Years, and I mean years, before I planned on having kid, I started buying children’s books. Anything strikingly beautiful & well-written that caught my eye was fair game, despite being in my mid 20s and having no real career or money. I bought The Mysteries of Harris Burdick, by Chris Van Allsberg; Tuesday, by David Wiesner; The Little Prince, by Antoine de Saint-Exupéry, and Smoky Night, by Eve Bunting. I bought several others, including one that caught my eye in the gift shop of the J. Paul Getty Museum: Marguerite Makes a Book, by Bruce Robertson. Based on art historical research on French illuminated manuscripts of the 15th Century, Robertson wrote a children’s book about a girl named Marguerite, who helped her father paint a book of hours for an important patron.
In university I majored in Art and minored in Medieval European History, and later racked up another degree in print design, so naturally, illuminated manuscripts, those achingly beautiful and insanely detailed books that were lettered, drawn and painted by hand just before the advent of the printing press, are my particular obsession. Marguerite not only describes the paintings in the book of hours; the story itself is illustrated with illuminated letters, botanicals in the borders, and gold details that make each page sparkle in the light.
I’ve been waiting to share this special book with my special little someone. I hoped that she would like it. I’d been hoping for about fifteen years that my kid, now six, would appreciate it. I had NO IDEA that there would be screams of delight, arm-grasping that cut off my circulation, profuse thank-yous, and a complete inability to settle down to sleep afterwards due to the excitement caused by the book. In the book, Marguerite goes to the libraire for gold leaf, the tanner for calfskin parchment, the market for eggs, goose feathers and parsley, and the apothecary for vermilion, wax, and lapis lazuli stone. When I mentioned to Aurora that we could make paint from the stuff in our own garden, she blew a gasket. If you want to talk about delayed gratification, this was it. For me, anyway. For her, she needed to MAKE HER OWN PAINT. Like, NOW!!!
Aurora didn’t want to go to camp the next morning. I convinced her that there would be plenty of time to make paint in the afternoon, so after lunch, we got started.
Preparing egg whites. Oops!

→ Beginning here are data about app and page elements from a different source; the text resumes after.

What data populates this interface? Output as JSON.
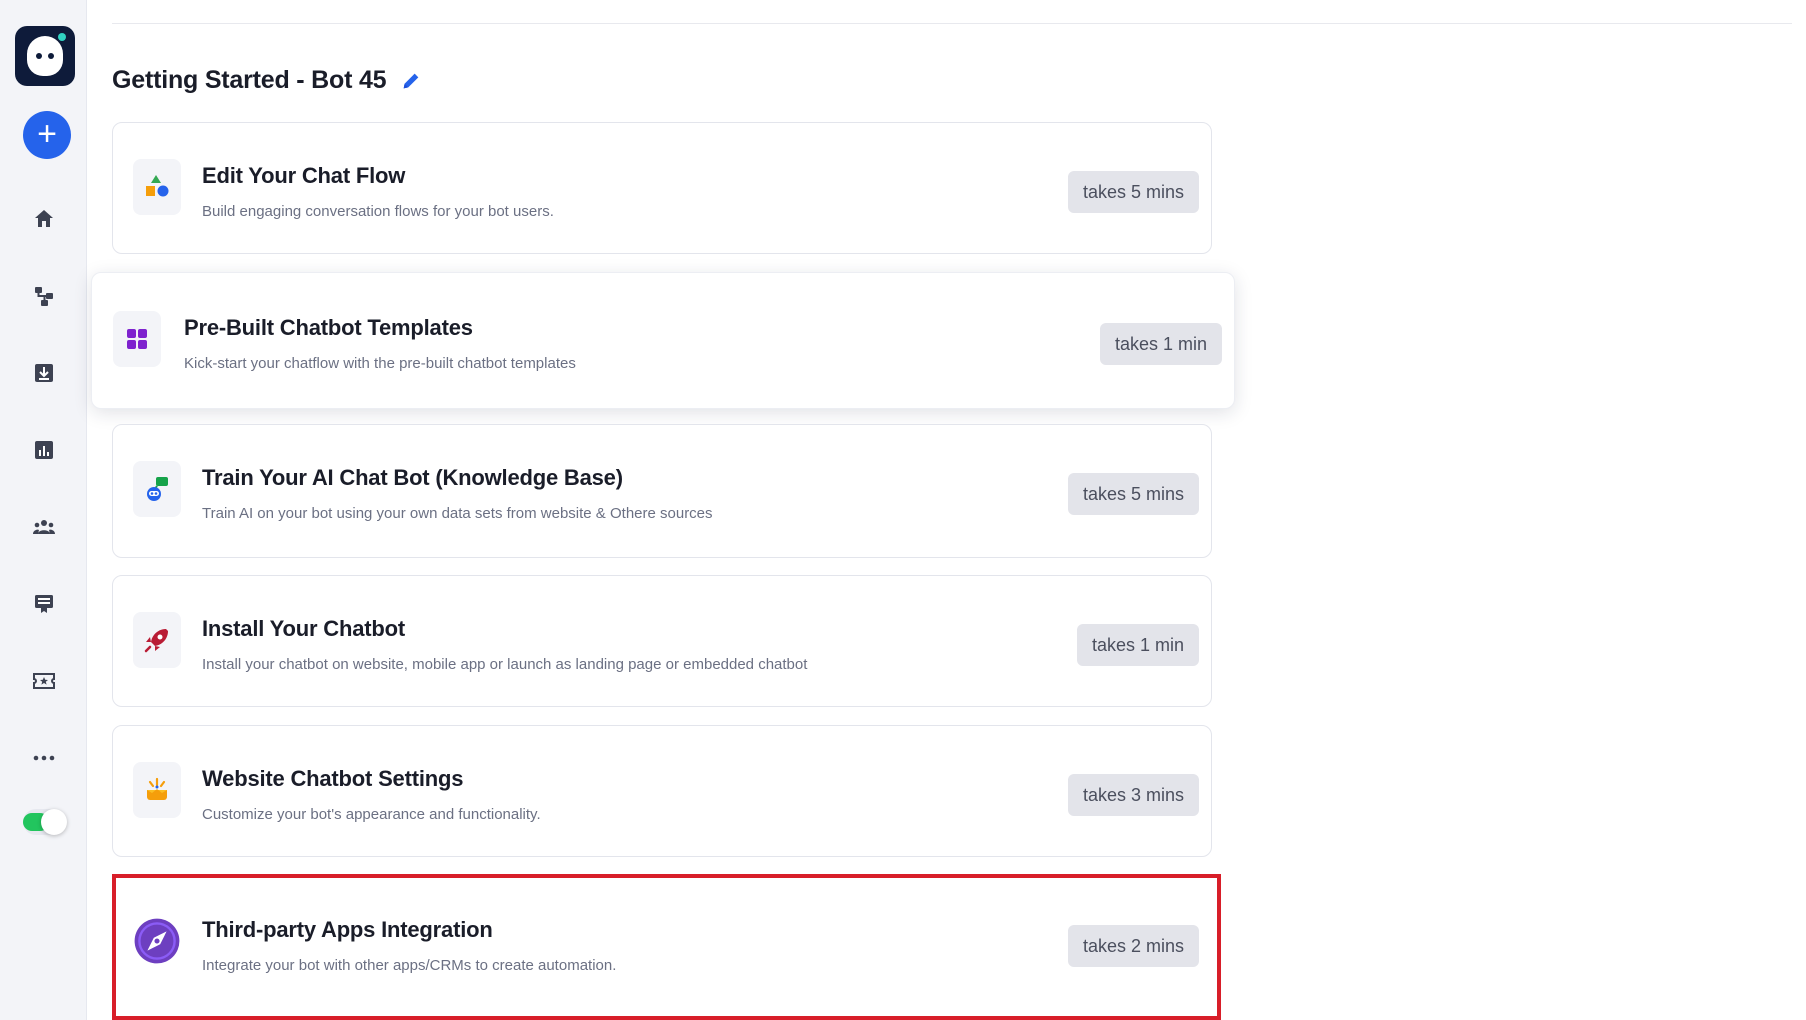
{
  "sidebar": {
    "items": [
      {
        "name": "home",
        "icon": "home-icon"
      },
      {
        "name": "flows",
        "icon": "flow-icon"
      },
      {
        "name": "inbox",
        "icon": "download-icon"
      },
      {
        "name": "analytics",
        "icon": "chart-icon"
      },
      {
        "name": "team",
        "icon": "users-icon"
      },
      {
        "name": "channels",
        "icon": "kiosk-icon"
      },
      {
        "name": "tickets",
        "icon": "ticket-star-icon"
      },
      {
        "name": "more",
        "icon": "more-icon"
      }
    ]
  },
  "header": {
    "title": "Getting Started - Bot 45"
  },
  "steps": [
    {
      "title": "Edit Your Chat Flow",
      "description": "Build engaging conversation flows for your bot users.",
      "time": "takes 5 mins",
      "icon": "shapes-icon"
    },
    {
      "title": "Pre-Built Chatbot Templates",
      "description": "Kick-start your chatflow with the pre-built chatbot templates",
      "time": "takes 1 min",
      "icon": "grid-icon"
    },
    {
      "title": "Train Your AI Chat Bot (Knowledge Base)",
      "description": "Train AI on your bot using your own data sets from website & Othere sources",
      "time": "takes 5 mins",
      "icon": "ai-robot-icon"
    },
    {
      "title": "Install Your Chatbot",
      "description": "Install your chatbot on website, mobile app or launch as landing page or embedded chatbot",
      "time": "takes 1 min",
      "icon": "rocket-icon"
    },
    {
      "title": "Website Chatbot Settings",
      "description": "Customize your bot's appearance and functionality.",
      "time": "takes 3 mins",
      "icon": "settings-sparkle-icon"
    },
    {
      "title": "Third-party Apps Integration",
      "description": "Integrate your bot with other apps/CRMs to create automation.",
      "time": "takes 2 mins",
      "icon": "compass-icon"
    }
  ],
  "colors": {
    "accent": "#2563eb",
    "highlight": "#d81e29",
    "toggle_on": "#22c55e"
  }
}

A bit too foamy.
Crushing brown eyed susan petals in our mortar and pestle.
Peeling blueberry skins was, of course, Mommy’s job. Methinks I need a macro lens for Christmas (hint, hint).
Aurora felt sure that melted popsicles would make good paint, too (they don’t).
And then she did it! The most surprising result of the paint-making process was that light-purple sweet pea petals make a dark blue-green paint. Who knew?
The best part for me was feeling like I was really contributing something to Aurora’s education. So much of the time I carry around this huge weight of guilt for being a stay-at-home mom. With only one kid. Who is usually in school. I’ve been told by more than one aunt (and my friends are probably thinking it, too) that a woman should have her own career, her own money, and that it’s better for me and my daughter if I work outside the home, at least part time. Most of the time I agree with them. But then Aurora gets an idea. A great idea, and I am already on my feet, running to the supply cabinets, getting out the materials, and we spend hours working on something that is really cool together. We make books, we learn new crafts, we explore our city.
Now, if only I could find a good book on knitting.